Wednesday, September 25, 2013

Are Barcodes Good for Business?

by Nate Schubert


Business owners and other decision makers are constantly evaluating products and processes to determine whether they would be a good fit for their business. If a proposed new process or component can provide benefits to a business in terms of increases in production or efficiency or lower operational costs, then it is likely that the process or component up for a consideration will be put into action. Of course, one of the major factors is also the cost of implementation-- is it going to generate more revenue than it cost to implement? How long will it take to recover the investment?

To Barcode, or Not to Barcode?

The question of implementing barcode technology has been asked at many businesses throughout the marketplace. Whether the proposed integration will prove to increase revenue or decrease operational costs is something that differs with each and every company that opts to put the technology into practice. However, there are some specific processes or procedures across the spectrum of industries where barcode integration is clearly a great decision...

  • Retail stores require that the manufacturers of the products they offer have UPC or Databar barcodes present on them. This allows for easy product identification and pricing information which can really speed up price checks and checkout. Further, the fast and easy record of product scans can be accumulated and analyzed to determine popular products, the impacts of lower (or higher) prices on certain products and much more.
  • ECommerce web sites utilize barcodes for a variety of reasons such as sales orders and return requests. This type of implementation allows staff to locate orders faster which increases response time and quality of customer service.
  • Shipping and receiving warehouses regularly scan the barcodes on their inventory to run up-to-date counts and keep tight control of their assets. Barcodes placed on packing slips may also be scanned to ensure that all items ordered have been picked and will be shipped to the customer. This type of increased command over shipping and receiving helps to keep costs down for returns and missing or stolen goods.
  • Advertising agencies have spent a great deal of time and effort looking for ways to incorporate 2D barcodes into promotional materials and endeavors. This type of integration can be as simple as a barcoded coupon with an incentive to save on a purchase, or something as complicated as scanning a 2D barcode in a movie, television show or video game to go "deeper" into the storyline, plot, etc.

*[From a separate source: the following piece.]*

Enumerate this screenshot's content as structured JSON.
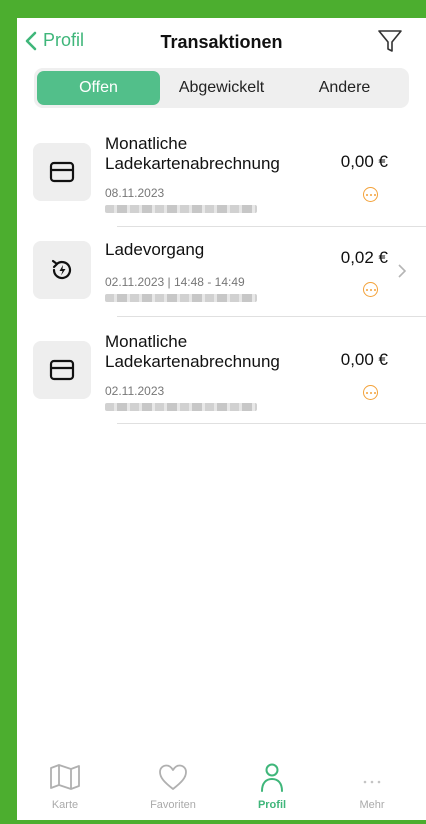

You may not be in the movie-making industry, and you may not be in control of a multi-million dollar ECommerce store, but there is undoubtedly a place in your business where properly-used barcode technlogy can save you valuable time and money. How does your business use barcodes? 

No comments: